Implement a PID controller for a 180 degree rotation. Performance will be based on time to reach and settle in target position. Reaching target will be defined as:
position error < position threshold of +/- 1 degrees
velocity < velocity threshold +/- 1 degrees per second
Challenge 2: Asymmetric Inertia Wheel
Remove all bolts except 3 adjacent ones.
Start with bolts on inertia wheel at lowest position. Then implement a controller for a 90 degree rotation. Performance will be the same criteria as in challenge 1.
The performance will be based on potentiometer reading for the TA Arduino. The feedback sensor could be either the encoder, potentiometer, or a hybrid approach. Some Pros and Cons are:

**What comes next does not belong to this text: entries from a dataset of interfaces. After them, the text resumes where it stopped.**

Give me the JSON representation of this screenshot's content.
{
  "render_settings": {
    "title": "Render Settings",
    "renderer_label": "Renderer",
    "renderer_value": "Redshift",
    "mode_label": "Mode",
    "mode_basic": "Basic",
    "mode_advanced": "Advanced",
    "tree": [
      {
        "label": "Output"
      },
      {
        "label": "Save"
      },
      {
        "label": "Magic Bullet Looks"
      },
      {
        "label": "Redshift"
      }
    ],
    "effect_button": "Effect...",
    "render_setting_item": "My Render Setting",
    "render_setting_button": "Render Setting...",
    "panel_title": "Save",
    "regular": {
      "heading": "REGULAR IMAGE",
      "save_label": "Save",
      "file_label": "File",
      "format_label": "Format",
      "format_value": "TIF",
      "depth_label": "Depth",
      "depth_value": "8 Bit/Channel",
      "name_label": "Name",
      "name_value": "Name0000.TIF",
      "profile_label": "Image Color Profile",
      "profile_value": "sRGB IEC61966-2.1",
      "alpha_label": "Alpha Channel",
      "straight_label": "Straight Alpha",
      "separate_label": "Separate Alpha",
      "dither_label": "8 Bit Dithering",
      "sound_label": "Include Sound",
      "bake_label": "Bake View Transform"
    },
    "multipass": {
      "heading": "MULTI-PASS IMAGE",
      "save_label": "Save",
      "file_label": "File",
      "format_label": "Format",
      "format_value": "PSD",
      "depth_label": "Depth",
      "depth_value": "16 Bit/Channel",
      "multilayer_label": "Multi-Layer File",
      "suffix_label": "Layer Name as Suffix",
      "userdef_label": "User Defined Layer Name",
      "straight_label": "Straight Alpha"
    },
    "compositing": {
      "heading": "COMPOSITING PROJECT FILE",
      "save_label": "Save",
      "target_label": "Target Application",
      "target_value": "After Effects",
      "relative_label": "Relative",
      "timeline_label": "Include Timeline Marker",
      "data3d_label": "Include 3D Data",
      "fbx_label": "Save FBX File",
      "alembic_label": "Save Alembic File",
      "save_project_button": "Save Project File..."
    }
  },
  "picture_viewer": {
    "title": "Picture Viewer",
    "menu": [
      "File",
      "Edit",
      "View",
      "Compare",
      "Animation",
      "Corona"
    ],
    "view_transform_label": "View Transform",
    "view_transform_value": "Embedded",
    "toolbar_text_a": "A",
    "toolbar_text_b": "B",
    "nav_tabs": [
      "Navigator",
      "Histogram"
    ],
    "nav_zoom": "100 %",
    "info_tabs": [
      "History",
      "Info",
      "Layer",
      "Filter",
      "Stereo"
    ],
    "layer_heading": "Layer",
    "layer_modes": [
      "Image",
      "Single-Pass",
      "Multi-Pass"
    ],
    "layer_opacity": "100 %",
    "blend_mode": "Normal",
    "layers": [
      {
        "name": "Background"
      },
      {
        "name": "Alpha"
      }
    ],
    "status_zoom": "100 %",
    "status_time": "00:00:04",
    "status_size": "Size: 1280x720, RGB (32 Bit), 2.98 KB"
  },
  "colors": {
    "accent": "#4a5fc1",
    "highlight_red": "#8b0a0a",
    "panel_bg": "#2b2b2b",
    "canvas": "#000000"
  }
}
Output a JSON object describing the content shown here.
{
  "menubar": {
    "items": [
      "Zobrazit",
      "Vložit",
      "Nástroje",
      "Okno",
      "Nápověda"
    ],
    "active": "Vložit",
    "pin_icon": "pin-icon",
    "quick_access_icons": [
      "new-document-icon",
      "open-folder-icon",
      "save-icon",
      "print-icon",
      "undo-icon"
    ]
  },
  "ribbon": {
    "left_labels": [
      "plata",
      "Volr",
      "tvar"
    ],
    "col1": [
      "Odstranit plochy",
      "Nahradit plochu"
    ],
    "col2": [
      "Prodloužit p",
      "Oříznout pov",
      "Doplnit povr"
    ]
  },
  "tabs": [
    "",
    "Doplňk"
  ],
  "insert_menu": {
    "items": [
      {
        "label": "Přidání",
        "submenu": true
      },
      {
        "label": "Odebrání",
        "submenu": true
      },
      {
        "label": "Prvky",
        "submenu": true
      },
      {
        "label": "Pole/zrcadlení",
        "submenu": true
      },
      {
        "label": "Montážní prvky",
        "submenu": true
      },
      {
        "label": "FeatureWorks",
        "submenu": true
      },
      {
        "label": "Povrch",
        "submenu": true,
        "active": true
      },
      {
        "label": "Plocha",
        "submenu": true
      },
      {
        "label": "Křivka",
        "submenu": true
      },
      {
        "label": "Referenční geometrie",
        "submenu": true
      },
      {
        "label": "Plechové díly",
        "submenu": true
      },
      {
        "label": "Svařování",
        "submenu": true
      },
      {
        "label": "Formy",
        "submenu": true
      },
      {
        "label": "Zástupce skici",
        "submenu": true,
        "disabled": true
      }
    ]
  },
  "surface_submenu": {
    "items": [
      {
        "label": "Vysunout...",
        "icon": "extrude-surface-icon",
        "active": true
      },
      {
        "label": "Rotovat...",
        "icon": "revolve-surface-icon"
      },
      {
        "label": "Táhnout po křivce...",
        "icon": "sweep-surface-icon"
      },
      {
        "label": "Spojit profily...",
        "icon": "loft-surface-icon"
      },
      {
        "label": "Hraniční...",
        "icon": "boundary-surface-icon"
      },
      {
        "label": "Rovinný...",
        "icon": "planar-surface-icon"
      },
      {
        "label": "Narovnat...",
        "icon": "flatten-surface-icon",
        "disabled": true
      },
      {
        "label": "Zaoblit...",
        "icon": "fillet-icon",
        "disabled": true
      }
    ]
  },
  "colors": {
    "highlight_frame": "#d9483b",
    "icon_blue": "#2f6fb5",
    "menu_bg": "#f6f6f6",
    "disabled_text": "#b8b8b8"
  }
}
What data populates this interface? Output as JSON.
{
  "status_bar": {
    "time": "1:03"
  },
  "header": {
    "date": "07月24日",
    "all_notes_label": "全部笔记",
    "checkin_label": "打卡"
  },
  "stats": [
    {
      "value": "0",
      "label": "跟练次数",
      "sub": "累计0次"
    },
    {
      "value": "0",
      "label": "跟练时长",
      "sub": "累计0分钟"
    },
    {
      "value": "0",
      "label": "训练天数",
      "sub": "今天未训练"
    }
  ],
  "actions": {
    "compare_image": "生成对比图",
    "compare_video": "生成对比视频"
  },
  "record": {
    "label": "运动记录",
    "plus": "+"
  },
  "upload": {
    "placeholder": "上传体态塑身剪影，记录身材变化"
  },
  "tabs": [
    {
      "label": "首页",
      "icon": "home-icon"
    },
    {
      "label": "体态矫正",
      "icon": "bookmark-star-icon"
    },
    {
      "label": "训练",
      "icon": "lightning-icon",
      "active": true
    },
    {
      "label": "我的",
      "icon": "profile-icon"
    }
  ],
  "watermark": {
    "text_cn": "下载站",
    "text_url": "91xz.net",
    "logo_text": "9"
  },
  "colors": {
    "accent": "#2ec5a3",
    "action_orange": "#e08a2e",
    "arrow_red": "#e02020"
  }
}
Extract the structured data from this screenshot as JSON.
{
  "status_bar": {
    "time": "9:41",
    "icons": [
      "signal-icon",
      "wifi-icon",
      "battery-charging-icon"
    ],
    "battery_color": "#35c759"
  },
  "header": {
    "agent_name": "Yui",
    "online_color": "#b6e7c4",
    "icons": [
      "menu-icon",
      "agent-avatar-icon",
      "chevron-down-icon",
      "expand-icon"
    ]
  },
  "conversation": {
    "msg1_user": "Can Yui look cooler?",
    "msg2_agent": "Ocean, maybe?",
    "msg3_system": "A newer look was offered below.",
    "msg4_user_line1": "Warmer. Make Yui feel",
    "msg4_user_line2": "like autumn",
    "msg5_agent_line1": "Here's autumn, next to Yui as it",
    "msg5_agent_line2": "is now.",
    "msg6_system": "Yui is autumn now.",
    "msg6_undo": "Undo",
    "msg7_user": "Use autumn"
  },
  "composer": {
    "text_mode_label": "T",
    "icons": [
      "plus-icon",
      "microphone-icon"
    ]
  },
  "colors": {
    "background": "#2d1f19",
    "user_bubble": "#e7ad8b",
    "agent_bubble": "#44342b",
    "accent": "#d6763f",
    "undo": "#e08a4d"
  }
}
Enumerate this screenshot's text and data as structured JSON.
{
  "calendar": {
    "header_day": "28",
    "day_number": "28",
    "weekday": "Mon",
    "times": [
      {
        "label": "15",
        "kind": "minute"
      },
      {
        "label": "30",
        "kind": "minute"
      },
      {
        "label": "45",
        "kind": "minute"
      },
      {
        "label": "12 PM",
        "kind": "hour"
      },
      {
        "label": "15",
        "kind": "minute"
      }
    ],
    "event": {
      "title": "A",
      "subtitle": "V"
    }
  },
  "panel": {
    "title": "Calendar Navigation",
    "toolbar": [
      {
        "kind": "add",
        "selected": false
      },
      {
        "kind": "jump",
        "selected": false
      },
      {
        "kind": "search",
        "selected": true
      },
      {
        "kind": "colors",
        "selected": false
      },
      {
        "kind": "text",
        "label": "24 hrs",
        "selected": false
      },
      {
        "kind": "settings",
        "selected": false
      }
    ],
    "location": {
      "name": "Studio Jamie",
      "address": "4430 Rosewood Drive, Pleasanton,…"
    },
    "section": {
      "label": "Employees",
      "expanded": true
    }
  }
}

Potentiometer feedback is more accurate since you are directly measuring the position of the object you care about. However, if there is a big lag between the motor and the pot due to backlash or twist in the flexible shaft coupling this cold lead to oscillation or even instability.
Encoder feedback will be more stable and possibly easier to tune, but backlash or twist in the flexible shaft coupling could lead to a steady state error that is not eliminated.
A hybrid approach would use the encoder to start with and then switch to the pot when one is close to the target, but there could be a time delay.
To quickly change gain values without recompiling, one can input gains through the serial port. An examples is provided in SampleP_Code. This example implements proportional control but not Derivative or Integral Control.
Make sure that your potentiometer is not going through the dead zone.
Note; not all pots are identical and thus may have a different calibration constant between counts and degrees. To easily address this, just play with the step size via the serial port input to achieve a desired 90 or 180 degree step. See void setup in SampleP_Code.
See Control Guidelines for PID tuning tips and other control approaches.